PROVIDED ENTRIES ->

....................

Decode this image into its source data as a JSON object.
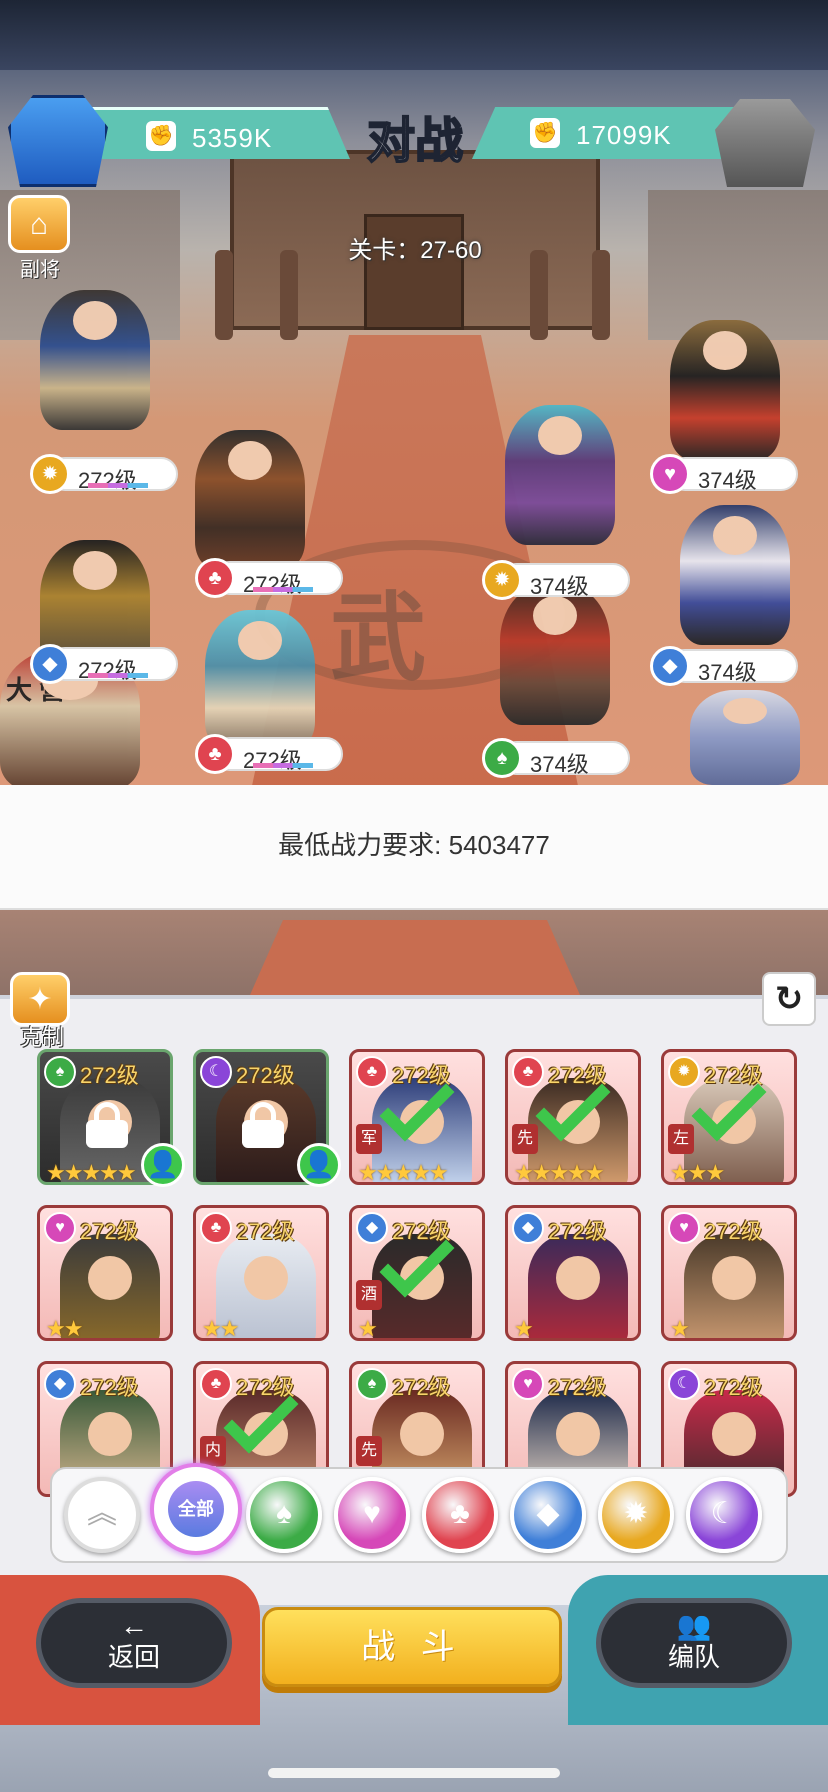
{
  "header": {
    "title": "对战",
    "player_power": "5359K",
    "enemy_power": "17099K",
    "stage": "关卡：27-60"
  },
  "deputy_button": {
    "label": "副将",
    "icon": "pagoda-icon"
  },
  "field": {
    "player_team": [
      {
        "level": "272级",
        "faction": "sun"
      },
      {
        "level": "272级",
        "faction": "clover"
      },
      {
        "level": "272级",
        "faction": "diamond"
      },
      {
        "level": "272级",
        "faction": "clover"
      }
    ],
    "enemy_team": [
      {
        "level": "374级",
        "faction": "heart"
      },
      {
        "level": "374级",
        "faction": "sun"
      },
      {
        "level": "374级",
        "faction": "diamond"
      },
      {
        "level": "374级",
        "faction": "spade"
      }
    ],
    "banner_text": "大 營",
    "floor_emblem": "武"
  },
  "requirement": {
    "text": "最低战力要求: 5403477"
  },
  "counter_button": {
    "label": "克制"
  },
  "roster": [
    {
      "level": "272级",
      "faction": "spade",
      "stars": "★★★★★",
      "locked": true,
      "selected": false,
      "assist": true,
      "tag": ""
    },
    {
      "level": "272级",
      "faction": "moon",
      "stars": "",
      "locked": true,
      "selected": false,
      "assist": true,
      "tag": ""
    },
    {
      "level": "272级",
      "faction": "clover",
      "stars": "★★★★★",
      "locked": false,
      "selected": true,
      "assist": false,
      "tag": "军"
    },
    {
      "level": "272级",
      "faction": "clover",
      "stars": "★★★★★",
      "locked": false,
      "selected": true,
      "assist": false,
      "tag": "先"
    },
    {
      "level": "272级",
      "faction": "sun",
      "stars": "★★★",
      "locked": false,
      "selected": true,
      "assist": false,
      "tag": "左"
    },
    {
      "level": "272级",
      "faction": "heart",
      "stars": "★★",
      "locked": false,
      "selected": false,
      "assist": false,
      "tag": ""
    },
    {
      "level": "272级",
      "faction": "clover",
      "stars": "★★",
      "locked": false,
      "selected": false,
      "assist": false,
      "tag": ""
    },
    {
      "level": "272级",
      "faction": "diamond",
      "stars": "★",
      "locked": false,
      "selected": true,
      "assist": false,
      "tag": "酒"
    },
    {
      "level": "272级",
      "faction": "diamond",
      "stars": "★",
      "locked": false,
      "selected": false,
      "assist": false,
      "tag": ""
    },
    {
      "level": "272级",
      "faction": "heart",
      "stars": "★",
      "locked": false,
      "selected": false,
      "assist": false,
      "tag": ""
    },
    {
      "level": "272级",
      "faction": "diamond",
      "stars": "",
      "locked": false,
      "selected": false,
      "assist": false,
      "tag": ""
    },
    {
      "level": "272级",
      "faction": "clover",
      "stars": "",
      "locked": false,
      "selected": true,
      "assist": false,
      "tag": "内"
    },
    {
      "level": "272级",
      "faction": "spade",
      "stars": "",
      "locked": false,
      "selected": false,
      "assist": false,
      "tag": "先"
    },
    {
      "level": "272级",
      "faction": "heart",
      "stars": "",
      "locked": false,
      "selected": false,
      "assist": false,
      "tag": ""
    },
    {
      "level": "272级",
      "faction": "moon",
      "stars": "",
      "locked": false,
      "selected": false,
      "assist": false,
      "tag": ""
    }
  ],
  "filters": {
    "collapse_icon": "double-chevron-up-icon",
    "all_label": "全部",
    "factions": [
      {
        "name": "spade",
        "color": "#3cab46"
      },
      {
        "name": "heart",
        "color": "#d648b8"
      },
      {
        "name": "clover",
        "color": "#e04450"
      },
      {
        "name": "diamond",
        "color": "#3f7fd8"
      },
      {
        "name": "sun",
        "color": "#e8a820"
      },
      {
        "name": "moon",
        "color": "#8a45d8"
      }
    ]
  },
  "bottom": {
    "back_label": "返回",
    "battle_label": "战 斗",
    "formation_label": "编队"
  },
  "colors": {
    "power_bar": "#5fc4b3",
    "check": "#3ec64b",
    "battle_button": "#f2b01e",
    "left_base": "#d8533f",
    "right_base": "#3fa3b0"
  }
}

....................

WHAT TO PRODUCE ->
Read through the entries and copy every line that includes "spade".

RESULT OF THIS EXERCISE ->
        "faction": "spade"
      "faction": "spade",
      "faction": "spade",
        "name": "spade",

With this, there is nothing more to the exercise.